Mary Shelley’s Mathilda, the story of one woman’s existential struggle after learning of her father’s desire for her, has been identified as Shelley’s most important work after Frankenstein. The two texts share many characteristics, besides authorship and contemporaneity: both concern parental abandonment; both contribute to the Gothic form through themes of incest, insanity, suicidality, monstrosity, and isolation; and both are epistolary. However, Mathilda was not published until 1959, 140 years after Shelley wrote it—in part because Shelley’s father, William Godwin, suppressed it. This new edition encourages a critical reconsideration of a novella that has been critically stereotyped as biographical and explores its importance to the Romantic debate about suicide.
Historical appendices trace the connections between Mathilda and other works by Shelley and by her mother, Mary Wollstonecraft, while also providing biographical documents, contemporary works on the theme of incest, and documents on suicide in the Romantic era.
For Michelle Faubert’s transcription of Mathilda for the Shelley-Godwin Archive, click here.
“The Broadview Press edition of Mathilda fills a gap in Romantic studies. The long-suppressed work (Godwin refused to return the manuscript) wasn’t published until 1959, and its immediate critical reception was almost entirely biographical. Michelle Faubert’s astute introduction to this new edition offers a scrupulous account of the work’s critical reception and opens new possibilities for understanding what she calls a ‘purgatorial text.’ The judicious appendices, a hallmark of Broadview Editions, situate Shelley’s novella in the contexts of its immediate intertexts, of its central place in contemporaneous suicide debates, and, crucially, of representations of incest and the Gothic. A paperback edition makes a hitherto neglected text widely available. The sophisticated editorial care evident throughout ensures that this will also serve as the standard scholarly edition.” — Alan Vardy, Hunter College, City University of New York
“Michelle Faubert’s beautifully edited version of Mathilda is the first widely available edition to come from a transcription of Shelley’s original 1819 fair copy. Faubert’s lucid and elegant introduction situates Mathilda in the context of Shelley’s earlier Frankenstein (1818) and later novella The Mourner (1830) and discusses its troubled publication history and recent critical reception.

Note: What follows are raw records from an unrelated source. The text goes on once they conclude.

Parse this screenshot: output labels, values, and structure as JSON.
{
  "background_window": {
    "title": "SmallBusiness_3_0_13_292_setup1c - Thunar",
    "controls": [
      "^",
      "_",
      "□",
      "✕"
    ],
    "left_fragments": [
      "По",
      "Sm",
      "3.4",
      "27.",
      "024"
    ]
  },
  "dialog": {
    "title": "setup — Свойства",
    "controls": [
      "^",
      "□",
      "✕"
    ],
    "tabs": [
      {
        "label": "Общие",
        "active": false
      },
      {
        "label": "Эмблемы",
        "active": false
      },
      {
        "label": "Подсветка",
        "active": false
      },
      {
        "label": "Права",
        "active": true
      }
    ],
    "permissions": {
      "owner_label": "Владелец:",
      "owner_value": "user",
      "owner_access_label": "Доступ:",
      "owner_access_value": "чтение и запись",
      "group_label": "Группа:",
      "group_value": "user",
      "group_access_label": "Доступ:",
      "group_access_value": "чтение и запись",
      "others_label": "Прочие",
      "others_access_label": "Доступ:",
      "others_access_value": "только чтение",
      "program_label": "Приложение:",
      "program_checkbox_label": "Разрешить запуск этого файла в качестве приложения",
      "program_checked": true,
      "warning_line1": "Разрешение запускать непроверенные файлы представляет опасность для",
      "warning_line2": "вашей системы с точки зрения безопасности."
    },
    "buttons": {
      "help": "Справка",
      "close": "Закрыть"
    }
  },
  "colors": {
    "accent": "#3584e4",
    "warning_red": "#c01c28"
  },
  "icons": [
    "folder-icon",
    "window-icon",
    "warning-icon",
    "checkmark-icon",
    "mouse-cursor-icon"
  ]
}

Faubert provides a wide range of well-chosen supplementary material to complement both novice and returning readers’ appreciation for and study of Mathilda. This edition should become the standard classroom text of Shelley’s important, engaging, and notorious second novel.” — Katherine Montwieler, University of North Carolina Wilmington
“The editor writes with a clear sense of hope that the text may find new readers thanks to this publication. I share her optimism … Overall a superb edition that I hope will indeed breathe new life into the oft-forgotten Mathilda and her haunting tale.” — Anna Mercer, Romantic Circles
“This new edition is a welcome addition, and Michelle Faubert offers an affordable volume for use by students, scholars, and general readers, which is accompanied by careful editing and explanatory notes, an authoritative introduction, and accompanying excerpts from contemporary texts. Faubert believes that the work should be better known, and this edition will do much to make it available to readers.” — Lisa Vargo, European Romantic Review
“Faubert makes a convincing case in her edition for the need for new eyes to be brought to the text, as her annotations and notes regarding editing nuances and specifics attest. Because of the careful transcription her work has brought to the manuscript as well as the judicious footnotes readers expect from a Broadview edition, Faubert invites readers to reconsider the text and contexts of the novel even as readers are invited to read anew—Faubert’s notes position the edition for both the ‘popular, as well as scholarly, audience’. … Faubert’s careful edition makes a convincing argument for shining light back on this novella again.” — Lucy Morrison, Women’s Writing